“Yes, there is a connection between stroke and COVID-19, but we don’t want people to overly worry about this,” Cucchiara said. “It’s important to understand that the risk of stroke for those suffering from COVID-19 is fairly low — it’s impacting about two percent of patients hospitalized for the virus. And for every patient hospitalized, there are maybe 10 or 20 who aren’t — perhaps even more considering those who are asymptomatic.” That small percentage still merits continued investigation, Cucchiara added. He and his team are continuing to look at the linkage between stroke and COVID-19 to learn more about the virus and improve treatment for patients.
Exploring COVID-19’s Connections to the Nervous System
Stroke is just one of many neurological symptoms connected with COVID-19 that are under investigation.
Physicians now know that the virus affects the nervous system, explained Joseph R. Berger, MD, a professor of Neurology at the Perelman School of Medicine. A wide variety of neurological disorders have been observed with COVID-19, including encephalopathy, stroke, and delirium. While neurological complications appear to be more common in severe cases, typically occurring in older patients who have pre-existing risk factors, it’s not completely cut and dry — the precise origin and development of these disorders remains uncertain. The most common neurological problems with COVID-19 seem to be due to hypoxic-ischemic injury to the brain (a lack of oxygen in the brain due to low levels in the blood). Less frequently, other mechanisms are at play including direct viral invasion of the nervous system and an autoimmune response directed against the brain, spinal cord, or peripheral nerves that is triggered by the viral infection.
COVID-19 and Neuroinflammation
There is growing understanding that the severe complications of COVID-19 are not due to an uncontrolled infection with the virus, but rather one’s own immune response to the virus. Experts including Amit Bar-Or, MD, FRCPC, director of the Center for Neuroinflammation and Neurotherapeutics, are using their experience with immune therapies used to treat conditions like multiple sclerosis (a disease where the immune system attacks the central nervous system) to try to better understand COVID-19 and hopefully, find potential pathways for treatment.
Bar-Or is involved in efforts to study how different immune treatments affect a person’s immune cells (such as T cells, B cells, NK cells, and macrophage), and what these responses may be in the context of COVID-19 infections and the body’s response to the coronavirus. Research is underway to gain insights into what immune mechanisms actually cause serious COVID-19 complications and which treatments may be effective to treat the complications once they develop. Additionally, the Penn team is looking to identify immune measures that may predict who is at particular risk of those serious complications, since doing so could help prevent the development of the complications in the first place.

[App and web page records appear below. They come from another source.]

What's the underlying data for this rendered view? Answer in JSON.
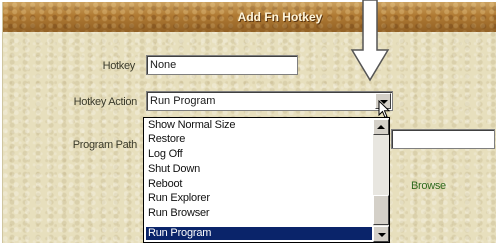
{
  "dialog": {
    "title": "Add Fn Hotkey"
  },
  "hotkey": {
    "label": "Hotkey",
    "value": "None"
  },
  "hotkey_action": {
    "label": "Hotkey Action",
    "selected": "Run Program",
    "options": [
      "Show Normal Size",
      "Restore",
      "Log Off",
      "Shut Down",
      "Reboot",
      "Run Explorer",
      "Run Browser",
      "Run Program"
    ],
    "highlighted_option": "Run Program"
  },
  "program_path": {
    "label": "Program Path",
    "value": ""
  },
  "browse": {
    "label": "Browse"
  },
  "icons": {
    "dropdown": "chevron-down-icon",
    "scroll_up": "scroll-up-icon",
    "scroll_down": "scroll-down-icon",
    "pointer": "down-arrow-icon",
    "cursor": "mouse-pointer-icon"
  },
  "colors": {
    "title_bar": "#b07a33",
    "dialog_bg": "#e7dfbd",
    "selection": "#0a246a",
    "browse_text": "#2f6a1c"
  }
}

COVID-19 and Smell
Anosmia — loss of smell — is a more recent symptom added to the CDC’s list after the pandemic began. While some patients with COVID-19 are experiencing smell loss, the severity and amount of time it persists greatly varies. Some bounce back after they’ve recovered, while some only experience slight smell or taste loss, and others may lose their sense of smell for weeks.
Supported by a $197,357 grant from the NIH, Jay A. Gottfried, MD, PhD, a Penn Integrates Knowledge professor of Neurology in the Perelman School of Medicine and of Psychology in the School of Arts and Sciences, is determining if this symptom can be measured and utilized to identify patients most in need of medical attention.
“Our goal is to utilize smell testing as a platform for understanding if the degree of smell loss might be predictive of disease severity going forward. For example, if we find those with a worse sense of smell are more likely to end up in the ICU due to COVID-19 complications, this test could be used to identify and support these patients early on,” explained Gottfried.
Gottfried is utilizing Penn’s drive-through testing site in West Philadelphia to recruit study participants with suspected COVID-19. He and his team are monitoring sense of smell for participants over a 60-day period, using a smell test developed by Penn’s Richard L. Doty, PhD, to see how the disease and symptoms progress over time. He hopes to have enough data in a few months to provide meaningful results.
Experts are continuing to work tirelessly to fully understand COVID-19 and its health impacts. At this point, the best action people can take is to try to avoid the infection in the first place, Berger says. “Continue following CDC guidelines — practice social distancing, avoid touching your face, wash your hands often, and wear a mask or face covering while in public.”